◆ **Stored items**:
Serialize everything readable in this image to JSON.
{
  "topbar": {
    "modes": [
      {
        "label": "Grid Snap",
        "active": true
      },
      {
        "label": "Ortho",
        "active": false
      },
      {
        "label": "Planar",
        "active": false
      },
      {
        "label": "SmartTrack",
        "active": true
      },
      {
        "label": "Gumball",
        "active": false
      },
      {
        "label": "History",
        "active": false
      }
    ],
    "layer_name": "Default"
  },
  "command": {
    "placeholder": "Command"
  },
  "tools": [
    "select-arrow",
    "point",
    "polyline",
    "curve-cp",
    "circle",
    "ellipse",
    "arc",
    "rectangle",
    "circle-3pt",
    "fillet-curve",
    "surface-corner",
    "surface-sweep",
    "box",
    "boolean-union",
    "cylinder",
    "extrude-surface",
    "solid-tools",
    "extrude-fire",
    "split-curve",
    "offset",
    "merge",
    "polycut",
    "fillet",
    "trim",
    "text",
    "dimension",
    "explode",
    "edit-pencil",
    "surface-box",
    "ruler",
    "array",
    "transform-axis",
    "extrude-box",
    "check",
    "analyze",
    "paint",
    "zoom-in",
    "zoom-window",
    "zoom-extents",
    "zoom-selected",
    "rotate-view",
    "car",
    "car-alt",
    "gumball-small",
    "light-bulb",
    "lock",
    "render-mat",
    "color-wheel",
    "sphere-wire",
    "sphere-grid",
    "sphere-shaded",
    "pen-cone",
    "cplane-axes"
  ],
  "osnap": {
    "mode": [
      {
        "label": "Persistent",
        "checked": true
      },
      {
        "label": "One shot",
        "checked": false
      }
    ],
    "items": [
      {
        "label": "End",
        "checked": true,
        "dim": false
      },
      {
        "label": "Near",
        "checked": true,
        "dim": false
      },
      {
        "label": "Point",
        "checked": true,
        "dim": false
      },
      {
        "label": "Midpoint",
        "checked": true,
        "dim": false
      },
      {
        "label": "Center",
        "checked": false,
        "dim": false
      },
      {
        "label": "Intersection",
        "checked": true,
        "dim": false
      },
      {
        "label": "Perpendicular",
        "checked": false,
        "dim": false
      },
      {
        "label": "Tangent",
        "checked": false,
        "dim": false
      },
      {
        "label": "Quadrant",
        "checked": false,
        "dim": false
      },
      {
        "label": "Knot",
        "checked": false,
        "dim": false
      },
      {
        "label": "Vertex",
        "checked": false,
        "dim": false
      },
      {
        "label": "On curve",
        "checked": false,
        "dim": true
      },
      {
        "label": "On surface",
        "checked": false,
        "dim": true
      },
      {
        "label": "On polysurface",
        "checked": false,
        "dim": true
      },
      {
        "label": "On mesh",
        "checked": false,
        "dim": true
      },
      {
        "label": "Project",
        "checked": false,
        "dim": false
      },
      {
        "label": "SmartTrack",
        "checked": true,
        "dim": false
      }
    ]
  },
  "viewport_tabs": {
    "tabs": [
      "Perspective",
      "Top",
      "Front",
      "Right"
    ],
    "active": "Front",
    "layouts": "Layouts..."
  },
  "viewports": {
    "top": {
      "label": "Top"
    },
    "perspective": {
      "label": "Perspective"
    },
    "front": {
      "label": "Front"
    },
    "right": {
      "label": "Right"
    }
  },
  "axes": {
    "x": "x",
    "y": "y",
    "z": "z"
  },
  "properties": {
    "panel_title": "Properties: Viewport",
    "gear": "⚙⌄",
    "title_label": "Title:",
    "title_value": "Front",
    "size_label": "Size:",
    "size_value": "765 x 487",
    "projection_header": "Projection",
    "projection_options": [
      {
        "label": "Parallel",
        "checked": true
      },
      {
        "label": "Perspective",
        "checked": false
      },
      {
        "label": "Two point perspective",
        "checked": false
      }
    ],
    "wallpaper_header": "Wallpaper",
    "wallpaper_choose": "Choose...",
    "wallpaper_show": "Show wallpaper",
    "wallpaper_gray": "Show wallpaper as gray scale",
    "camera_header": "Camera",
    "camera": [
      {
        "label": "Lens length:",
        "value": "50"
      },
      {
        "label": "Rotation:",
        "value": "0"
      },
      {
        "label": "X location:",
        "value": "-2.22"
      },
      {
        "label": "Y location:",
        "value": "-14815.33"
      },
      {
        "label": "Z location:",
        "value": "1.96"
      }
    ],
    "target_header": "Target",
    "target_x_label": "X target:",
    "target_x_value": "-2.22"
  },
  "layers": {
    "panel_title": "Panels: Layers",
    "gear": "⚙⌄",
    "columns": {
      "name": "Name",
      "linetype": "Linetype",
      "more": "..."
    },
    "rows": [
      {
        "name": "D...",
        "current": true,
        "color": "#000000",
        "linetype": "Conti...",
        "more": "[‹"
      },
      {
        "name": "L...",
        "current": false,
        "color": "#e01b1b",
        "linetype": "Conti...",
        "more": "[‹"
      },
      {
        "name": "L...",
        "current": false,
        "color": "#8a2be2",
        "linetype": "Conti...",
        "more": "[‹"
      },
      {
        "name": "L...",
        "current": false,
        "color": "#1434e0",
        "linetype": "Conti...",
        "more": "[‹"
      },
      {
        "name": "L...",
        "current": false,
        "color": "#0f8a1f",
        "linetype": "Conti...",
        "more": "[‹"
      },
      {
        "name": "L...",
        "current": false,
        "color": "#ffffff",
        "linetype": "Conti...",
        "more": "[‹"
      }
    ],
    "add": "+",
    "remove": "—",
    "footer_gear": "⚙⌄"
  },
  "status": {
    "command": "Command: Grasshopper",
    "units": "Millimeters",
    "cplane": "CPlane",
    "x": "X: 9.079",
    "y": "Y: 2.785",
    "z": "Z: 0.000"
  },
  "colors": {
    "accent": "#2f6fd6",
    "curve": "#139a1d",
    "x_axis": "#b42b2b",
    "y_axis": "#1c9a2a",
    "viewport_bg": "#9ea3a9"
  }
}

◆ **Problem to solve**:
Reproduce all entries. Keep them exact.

◆ **Expected answer**:
Serialize everything readable in this image to JSON.
{
  "topbar": {
    "modes": [
      {
        "label": "Grid Snap",
        "active": true
      },
      {
        "label": "Ortho",
        "active": false
      },
      {
        "label": "Planar",
        "active": false
      },
      {
        "label": "SmartTrack",
        "active": true
      },
      {
        "label": "Gumball",
        "active": false
      },
      {
        "label": "History",
        "active": false
      }
    ],
    "layer_name": "Default"
  },
  "command": {
    "placeholder": "Command"
  },
  "tools": [
    "select-arrow",
    "point",
    "polyline",
    "curve-cp",
    "circle",
    "ellipse",
    "arc",
    "rectangle",
    "circle-3pt",
    "fillet-curve",
    "surface-corner",
    "surface-sweep",
    "box",
    "boolean-union",
    "cylinder",
    "extrude-surface",
    "solid-tools",
    "extrude-fire",
    "split-curve",
    "offset",
    "merge",
    "polycut",
    "fillet",
    "trim",
    "text",
    "dimension",
    "explode",
    "edit-pencil",
    "surface-box",
    "ruler",
    "array",
    "transform-axis",
    "extrude-box",
    "check",
    "analyze",
    "paint",
    "zoom-in",
    "zoom-window",
    "zoom-extents",
    "zoom-selected",
    "rotate-view",
    "car",
    "car-alt",
    "gumball-small",
    "light-bulb",
    "lock",
    "render-mat",
    "color-wheel",
    "sphere-wire",
    "sphere-grid",
    "sphere-shaded",
    "pen-cone",
    "cplane-axes"
  ],
  "osnap": {
    "mode": [
      {
        "label": "Persistent",
        "checked": true
      },
      {
        "label": "One shot",
        "checked": false
      }
    ],
    "items": [
      {
        "label": "End",
        "checked": true,
        "dim": false
      },
      {
        "label": "Near",
        "checked": true,
        "dim": false
      },
      {
        "label": "Point",
        "checked": true,
        "dim": false
      },
      {
        "label": "Midpoint",
        "checked": true,
        "dim": false
      },
      {
        "label": "Center",
        "checked": false,
        "dim": false
      },
      {
        "label": "Intersection",
        "checked": true,
        "dim": false
      },
      {
        "label": "Perpendicular",
        "checked": false,
        "dim": false
      },
      {
        "label": "Tangent",
        "checked": false,
        "dim": false
      },
      {
        "label": "Quadrant",
        "checked": false,
        "dim": false
      },
      {
        "label": "Knot",
        "checked": false,
        "dim": false
      },
      {
        "label": "Vertex",
        "checked": false,
        "dim": false
      },
      {
        "label": "On curve",
        "checked": false,
        "dim": true
      },
      {
        "label": "On surface",
        "checked": false,
        "dim": true
      },
      {
        "label": "On polysurface",
        "checked": false,
        "dim": true
      },
      {
        "label": "On mesh",
        "checked": false,
        "dim": true
      },
      {
        "label": "Project",
        "checked": false,
        "dim": false
      },
      {
        "label": "SmartTrack",
        "checked": true,
        "dim": false
      }
    ]
  },
  "viewport_tabs": {
    "tabs": [
      "Perspective",
      "Top",
      "Front",
      "Right"
    ],
    "active": "Front",
    "layouts": "Layouts..."
  },
  "viewports": {
    "top": {
      "label": "Top"
    },
    "perspective": {
      "label": "Perspective"
    },
    "front": {
      "label": "Front"
    },
    "right": {
      "label": "Right"
    }
  },
  "axes": {
    "x": "x",
    "y": "y",
    "z": "z"
  },
  "properties": {
    "panel_title": "Properties: Viewport",
    "gear": "⚙⌄",
    "title_label": "Title:",
    "title_value": "Front",
    "size_label": "Size:",
    "size_value": "765 x 487",
    "projection_header": "Projection",
    "projection_options": [
      {
        "label": "Parallel",
        "checked": true
      },
      {
        "label": "Perspective",
        "checked": false
      },
      {
        "label": "Two point perspective",
        "checked": false
      }
    ],
    "wallpaper_header": "Wallpaper",
    "wallpaper_choose": "Choose...",
    "wallpaper_show": "Show wallpaper",
    "wallpaper_gray": "Show wallpaper as gray scale",
    "camera_header": "Camera",
    "camera": [
      {
        "label": "Lens length:",
        "value": "50"
      },
      {
        "label": "Rotation:",
        "value": "0"
      },
      {
        "label": "X location:",
        "value": "-2.22"
      },
      {
        "label": "Y location:",
        "value": "-14815.33"
      },
      {
        "label": "Z location:",
        "value": "1.96"
      }
    ],
    "target_header": "Target",
    "target_x_label": "X target:",
    "target_x_value": "-2.22"
  },
  "layers": {
    "panel_title": "Panels: Layers",
    "gear": "⚙⌄",
    "columns": {
      "name": "Name",
      "linetype": "Linetype",
      "more": "..."
    },
    "rows": [
      {
        "name": "D...",
        "current": true,
        "color": "#000000",
        "linetype": "Conti...",
        "more": "[‹"
      },
      {
        "name": "L...",
        "current": false,
        "color": "#e01b1b",
        "linetype": "Conti...",
        "more": "[‹"
      },
      {
        "name": "L...",
        "current": false,
        "color": "#8a2be2",
        "linetype": "Conti...",
        "more": "[‹"
      },
      {
        "name": "L...",
        "current": false,
        "color": "#1434e0",
        "linetype": "Conti...",
        "more": "[‹"
      },
      {
        "name": "L...",
        "current": false,
        "color": "#0f8a1f",
        "linetype": "Conti...",
        "more": "[‹"
      },
      {
        "name": "L...",
        "current": false,
        "color": "#ffffff",
        "linetype": "Conti...",
        "more": "[‹"
      }
    ],
    "add": "+",
    "remove": "—",
    "footer_gear": "⚙⌄"
  },
  "status": {
    "command": "Command: Grasshopper",
    "units": "Millimeters",
    "cplane": "CPlane",
    "x": "X: 9.079",
    "y": "Y: 2.785",
    "z": "Z: 0.000"
  },
  "colors": {
    "accent": "#2f6fd6",
    "curve": "#139a1d",
    "x_axis": "#b42b2b",
    "y_axis": "#1c9a2a",
    "viewport_bg": "#9ea3a9"
  }
}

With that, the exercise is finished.